Public art can be a wonderful thing. When done right, it can add refreshing beauty, or communicate something meaningful, such as the field of ceramic poppies in the moat of the Tower of London in 2014. When done wrong, it can uglify and desecrate an area, as anyone who has seen the grotesque “swirl of cream” in Trafalgar Square can attest to.
That is why we must be careful and considered when discussing new public art in our local communities. Public art needs to be tasteful, attractive, in keeping with the culture and heritage of the area and should not overwhelm or dominate.
In Collier Row, discussions are currently taking place about a scheme for the installation of eleven large murals. Many local people are expressing their strongly held views to me about the proposals.
Any new murals or public art placed in Collier Row must, I believe, meet with the support of local people and represent our community.
Too often, we have witnessed the erection of public art that is imposed on Romford, without public support, and which turn into public eyesores.
The “rocks” on Collier Row roundabout is one costly example. Then there were the copper pipe sculptures in Romford Market, which were eye wateringly expensive and after much public protest, were removed.
Not to mention the ugly “The Queue” statue opposite the bus stand in Western Road. I could go on.
The murals that were placed in parts of Romford a few years ago went up without popular consent. Some are widely disliked or looked on with bemusement.
Others, such as the wild animals around The Brewery Shopping Centre, are attractive and popular and were a positive addition to our town centre.
This time and in the future, we must always make sure that we get things right and that any new artwork is greeted with widespread support from people across Romford and, in this case, Collier Row in particular.
Public art should say something positive about our town, our local countryside, our history, our local people or to commemorate a great occasion. It should not simply be about whatever the artist may have their mind.
It is local people who will be looking at the work of art for years to come. It is therefore local people who must have the final say.
I commend the efforts of those who are working to bring this new project about and believe it has the potential to be a positive contribution to our community.

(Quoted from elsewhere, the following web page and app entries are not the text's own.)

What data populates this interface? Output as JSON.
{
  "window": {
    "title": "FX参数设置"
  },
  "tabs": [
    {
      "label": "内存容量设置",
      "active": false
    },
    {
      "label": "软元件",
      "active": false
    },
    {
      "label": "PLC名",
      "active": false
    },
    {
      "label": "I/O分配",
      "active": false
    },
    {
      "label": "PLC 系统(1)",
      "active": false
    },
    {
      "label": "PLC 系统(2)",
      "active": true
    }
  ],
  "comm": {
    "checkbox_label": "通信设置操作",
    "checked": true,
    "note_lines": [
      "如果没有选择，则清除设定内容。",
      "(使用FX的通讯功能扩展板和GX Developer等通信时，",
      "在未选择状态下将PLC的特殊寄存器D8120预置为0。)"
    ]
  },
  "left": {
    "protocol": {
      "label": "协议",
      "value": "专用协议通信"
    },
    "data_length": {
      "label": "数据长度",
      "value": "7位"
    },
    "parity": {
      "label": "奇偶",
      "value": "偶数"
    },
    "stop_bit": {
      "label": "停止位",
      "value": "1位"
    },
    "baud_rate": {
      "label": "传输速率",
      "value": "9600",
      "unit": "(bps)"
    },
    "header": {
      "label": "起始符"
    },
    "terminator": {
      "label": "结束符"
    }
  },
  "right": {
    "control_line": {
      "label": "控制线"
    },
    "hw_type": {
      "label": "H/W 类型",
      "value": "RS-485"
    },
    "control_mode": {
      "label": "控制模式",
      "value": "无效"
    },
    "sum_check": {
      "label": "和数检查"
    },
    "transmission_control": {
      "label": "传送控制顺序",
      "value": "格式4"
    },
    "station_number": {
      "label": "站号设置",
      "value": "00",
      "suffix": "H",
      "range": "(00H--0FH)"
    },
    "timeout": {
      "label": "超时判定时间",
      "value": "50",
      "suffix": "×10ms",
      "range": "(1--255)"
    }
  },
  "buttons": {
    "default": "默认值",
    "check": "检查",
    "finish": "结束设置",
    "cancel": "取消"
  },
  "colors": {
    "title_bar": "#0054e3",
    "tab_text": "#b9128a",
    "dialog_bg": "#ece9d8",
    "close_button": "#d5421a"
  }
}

Collier Row would benefit from beautiful artwork, particularly in these dark times and I look forward to seeing the designs that are proposed, but they should only be installed if local people agree.
I have one idea of my own.
With the occasion of Her Majesty The Queen’s Platinum Jubilee now only one year away, there is surely no better time to commemorate the beauty and diversity of our United Kingdom and the extraordinary reign of Queen Elizabeth II.
Artwork to celebrate this historic moment in the history of our nation is something that I truly believe everyone in Collier Row and Romford would get behind!